You lend them money for a specific duration ― at least a year, and generally no more than 30 years ― with a specified rate of interest. You collect the interest as the bond matures, and then you collect the principal (your initial investment) when the bond comes due.
Bonds (also known as debt securities, bills, or notes) are like I.O.U.s from a corporation or government agency.
Although bonds can be a great investment, they are unfortunately subject to many taxes. On your savings bonds, you will typically have to pay inheritance tax, estate tax, and gift tax at the federal and/or local level.
There are several financial strategies that you can employ to avoid paying unnecessary taxes on your investment. For more detailed information about these taxes, see the Internal Revenue Code (IRC), which upholds U.S. tax law and includes the federal investment taxes that apply to bonds.
Government Savings Bonds
On U.S. Government Savings Bonds, the interest income is exempt from state and local taxes. Additionally, your interest income is not subject to federal taxation until you redeem the bond or the bond is fully mature. This can make government bonds an attractive investment for individuals concerned about high taxes.
Or, you may want to make an investment in Municipal Bonds, which are not subject to state or local taxes as long as you buy them within your state.
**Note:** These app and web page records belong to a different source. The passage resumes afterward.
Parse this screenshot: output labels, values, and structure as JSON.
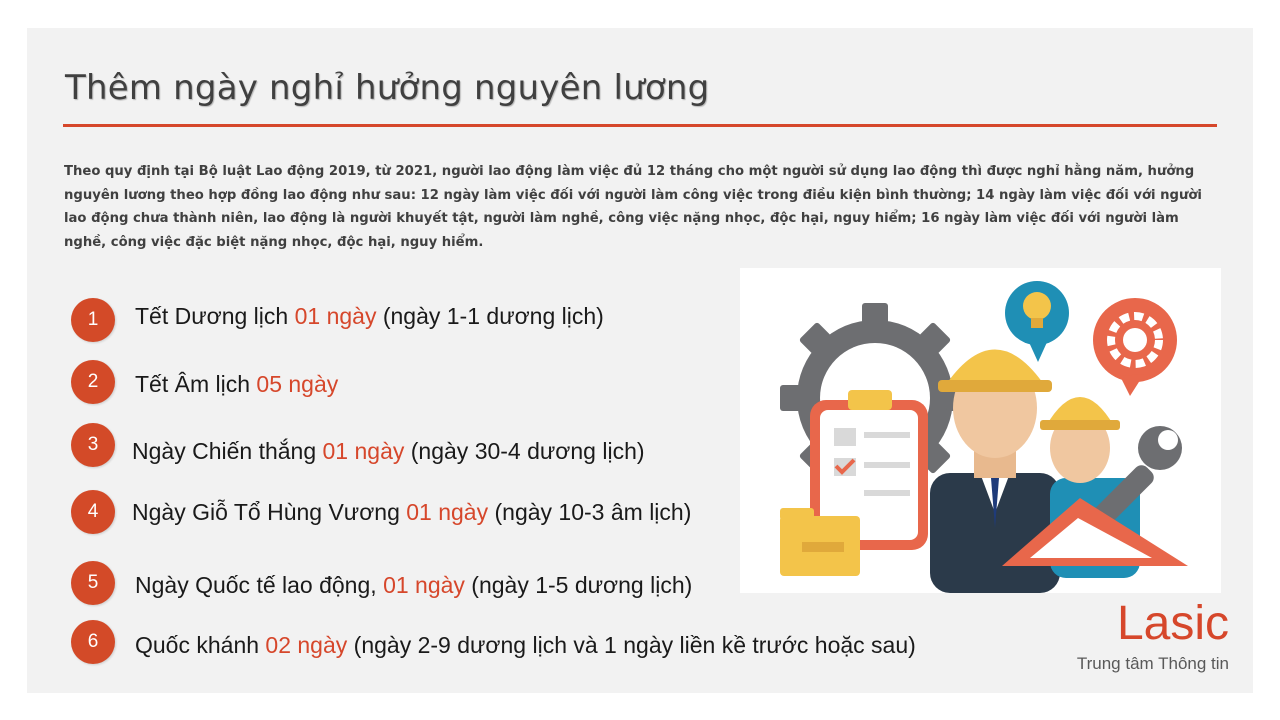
{
  "title": "Thêm ngày nghỉ hưởng nguyên lương",
  "intro": "Theo quy định tại Bộ luật Lao động 2019, từ 2021, người lao động làm việc đủ 12 tháng cho một người sử dụng lao động thì được nghỉ hằng năm, hưởng nguyên lương theo hợp đồng lao động như sau: 12 ngày làm việc đối với người làm công việc trong điều kiện bình thường; 14 ngày làm việc đối với người lao động chưa thành niên, lao động là người khuyết tật, người làm nghề, công việc nặng nhọc, độc hại, nguy hiểm; 16 ngày làm việc đối với người làm nghề, công việc đặc biệt nặng nhọc, độc hại, nguy hiểm.",
  "items": [
    {
      "num": "1",
      "label": "Tết Dương lịch ",
      "days": "01 ngày",
      "note": " (ngày 1-1 dương lịch)"
    },
    {
      "num": "2",
      "label": "Tết Âm lịch ",
      "days": "05 ngày",
      "note": ""
    },
    {
      "num": "3",
      "label": "Ngày Chiến thắng ",
      "days": "01 ngày",
      "note": " (ngày 30-4 dương lịch)"
    },
    {
      "num": "4",
      "label": "Ngày Giỗ Tổ Hùng Vương ",
      "days": "01 ngày",
      "note": " (ngày 10-3 âm lịch)"
    },
    {
      "num": "5",
      "label": "Ngày Quốc tế lao động, ",
      "days": "01 ngày",
      "note": " (ngày 1-5 dương lịch)"
    },
    {
      "num": "6",
      "label": "Quốc khánh ",
      "days": "02 ngày",
      "note": " (ngày 2-9 dương lịch và 1 ngày liền kề trước hoặc sau)"
    }
  ],
  "brand": {
    "name": "Lasic",
    "subtitle": "Trung tâm Thông tin"
  },
  "colors": {
    "accent": "#d6472b",
    "badge": "#d34a28",
    "panel": "#f2f2f2"
  }
}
Municipal bonds are issued by local governments and other civic agencies, such as school districts and publicly-owned airports. Municipal bonds generate lower amounts of interest than most corporate bonds, but they are also less likely to lose value. Some types of municipal bond investments include the following:
- General Obligation Bonds (which the issuer has promised to repay)
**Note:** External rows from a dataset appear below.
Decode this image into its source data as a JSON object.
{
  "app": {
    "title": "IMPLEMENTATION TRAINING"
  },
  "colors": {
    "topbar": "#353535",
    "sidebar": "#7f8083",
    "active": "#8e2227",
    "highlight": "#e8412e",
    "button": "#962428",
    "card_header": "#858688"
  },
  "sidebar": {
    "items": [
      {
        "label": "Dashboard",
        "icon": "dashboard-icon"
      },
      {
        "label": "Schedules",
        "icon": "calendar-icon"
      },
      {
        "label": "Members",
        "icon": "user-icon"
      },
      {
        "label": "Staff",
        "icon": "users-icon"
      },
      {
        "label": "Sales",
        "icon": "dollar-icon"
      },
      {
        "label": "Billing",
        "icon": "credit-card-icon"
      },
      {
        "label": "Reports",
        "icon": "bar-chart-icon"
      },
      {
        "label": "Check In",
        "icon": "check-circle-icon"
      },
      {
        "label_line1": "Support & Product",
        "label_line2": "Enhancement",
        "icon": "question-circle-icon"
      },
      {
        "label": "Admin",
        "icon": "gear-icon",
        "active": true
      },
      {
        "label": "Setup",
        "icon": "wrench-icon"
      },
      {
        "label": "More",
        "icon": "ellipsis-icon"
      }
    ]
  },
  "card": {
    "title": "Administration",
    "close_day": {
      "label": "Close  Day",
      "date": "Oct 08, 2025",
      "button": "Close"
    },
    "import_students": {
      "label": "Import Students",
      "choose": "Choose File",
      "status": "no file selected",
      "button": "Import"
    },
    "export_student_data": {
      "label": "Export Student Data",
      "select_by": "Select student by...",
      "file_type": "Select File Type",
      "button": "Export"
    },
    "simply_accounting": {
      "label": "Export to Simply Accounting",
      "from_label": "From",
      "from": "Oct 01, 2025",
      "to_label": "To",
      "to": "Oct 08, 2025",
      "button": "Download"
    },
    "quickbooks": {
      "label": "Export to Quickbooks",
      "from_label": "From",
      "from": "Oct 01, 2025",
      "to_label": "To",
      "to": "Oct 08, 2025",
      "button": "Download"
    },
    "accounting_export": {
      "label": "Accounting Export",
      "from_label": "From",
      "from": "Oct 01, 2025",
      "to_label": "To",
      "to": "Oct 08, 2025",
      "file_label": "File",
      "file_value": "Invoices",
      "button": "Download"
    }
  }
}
- Assessment Bonds (which are based on local property tax values)
- Revenue Bonds (which derive their value from a stream of income, such as local taxes, and may not be repaid if that income falls short)
Inflation-Adjusted Savings Bonds
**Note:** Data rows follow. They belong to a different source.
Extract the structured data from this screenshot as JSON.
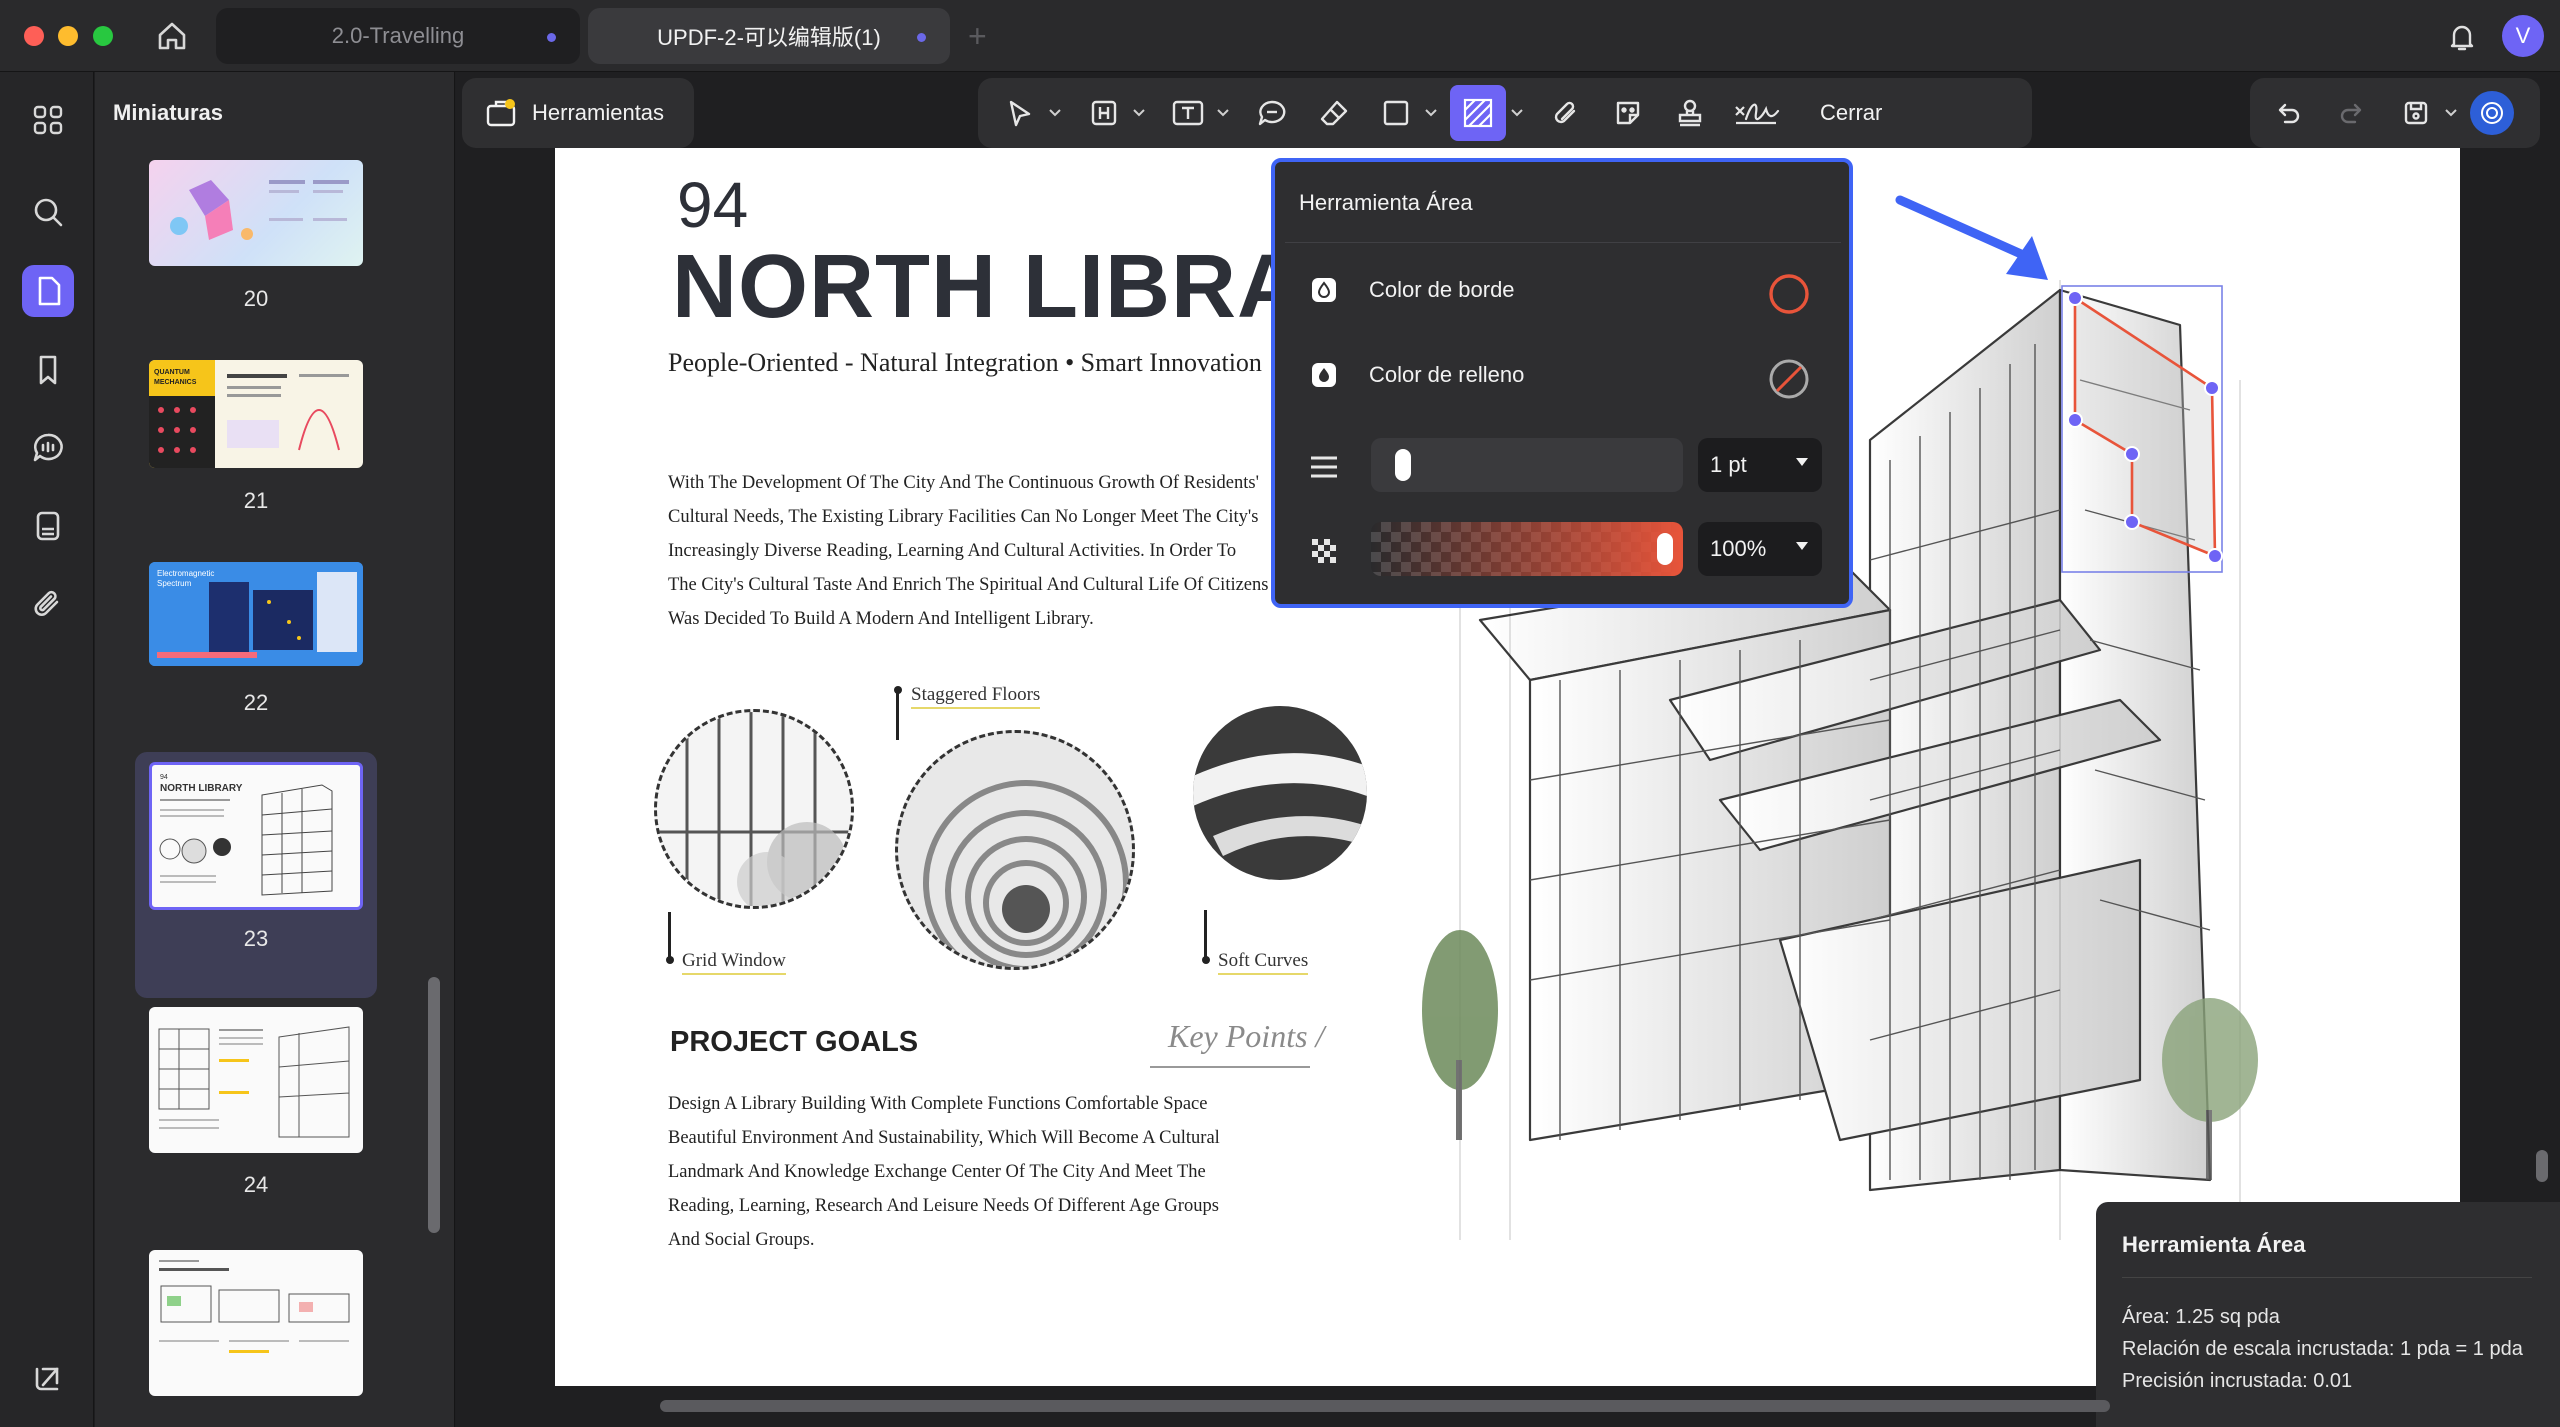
{
  "window": {
    "tabs": [
      {
        "label": "2.0-Travelling"
      },
      {
        "label": "UPDF-2-可以编辑版(1)"
      }
    ],
    "tab_add": "+",
    "avatar_initial": "V"
  },
  "sidebar": {
    "title": "Miniaturas",
    "pages": [
      {
        "number": "20"
      },
      {
        "number": "21"
      },
      {
        "number": "22"
      },
      {
        "number": "23"
      },
      {
        "number": "24"
      },
      {
        "number": ""
      }
    ],
    "thumb_labels": {
      "p21": "QUANTUM MECHANICS",
      "p22": "Electromagnetic Spectrum",
      "p23_num": "94",
      "p23_title": "NORTH LIBRARY"
    }
  },
  "toolbar": {
    "tools_label": "Herramientas",
    "close_label": "Cerrar",
    "icons": [
      "cursor-icon",
      "highlight-icon",
      "text-box-icon",
      "comment-icon",
      "eraser-icon",
      "rectangle-icon",
      "area-tool-icon",
      "attachment-icon",
      "sticker-icon",
      "stamp-icon",
      "signature-icon"
    ]
  },
  "document": {
    "page_number": "94",
    "title": "NORTH LIBRARY",
    "subtitle": "People-Oriented - Natural Integration • Smart Innovation",
    "body_lines": [
      "With The Development Of The City And The Continuous Growth Of Residents'",
      "Cultural Needs, The Existing Library Facilities Can No Longer Meet The City's",
      "Increasingly Diverse Reading, Learning And Cultural Activities. In Order To",
      "The City's Cultural Taste And Enrich The Spiritual And Cultural Life Of Citizens,",
      "Was Decided To Build A Modern And Intelligent Library."
    ],
    "captions": {
      "grid": "Grid Window",
      "staggered": "Staggered Floors",
      "soft": "Soft Curves"
    },
    "goals_title": "PROJECT GOALS",
    "key_points": "Key Points /",
    "goals_lines": [
      "Design A Library Building With Complete Functions Comfortable Space",
      "Beautiful Environment And Sustainability, Which Will Become A Cultural",
      "Landmark And Knowledge Exchange Center Of The City And Meet The",
      "Reading, Learning, Research And Leisure Needs Of Different Age Groups",
      "And Social Groups."
    ]
  },
  "area_popup": {
    "title": "Herramienta Área",
    "border_color_label": "Color de borde",
    "fill_color_label": "Color de relleno",
    "border_color": "#e8543a",
    "stroke_width": "1 pt",
    "stroke_level": 0.05,
    "opacity": "100%",
    "opacity_level": 1.0
  },
  "info_panel": {
    "title": "Herramienta Área",
    "area": "Área: 1.25 sq pda",
    "scale": "Relación de escala incrustada: 1 pda = 1 pda",
    "precision": "Precisión incrustada: 0.01"
  },
  "colors": {
    "accent": "#6e64f5",
    "popup_border": "#3f64f5",
    "measure_stroke": "#e8543a"
  }
}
You may also want to consider making an investment in Inflation-Adjusted Savings Bonds (also called “I Bonds”). The Education Savings Bond Program allows qualified taxpayers to deduct all or part of the interest earned on their I Bonds (issued after 1989) as long as the interest was used to pay for qualified higher education expenses. Eligible taxpayers may also deduct interest from Series EE Bonds, which are government bonds guaranteed to double in value during their lifetime. To qualify for these tax deductions, you must have been at least 24 years old as of the 1st day of the month in which you bought the bond, and the educational institution must meet the standards for federal assistance. Note that you may deduct expenses related to tuition and education fees, but not room and board.
Finally, you may be able to claim an interest deduction for debt that is incurred to purchase or carry investments, which includes bonds. You cannot, however, use this deduction for bonds that are not subject to federal income tax because that would result in a double benefit on your taxes (also called the Interest Disallowance Rule).
Knowing these financial strategies should help you save on taxes for your next large investment.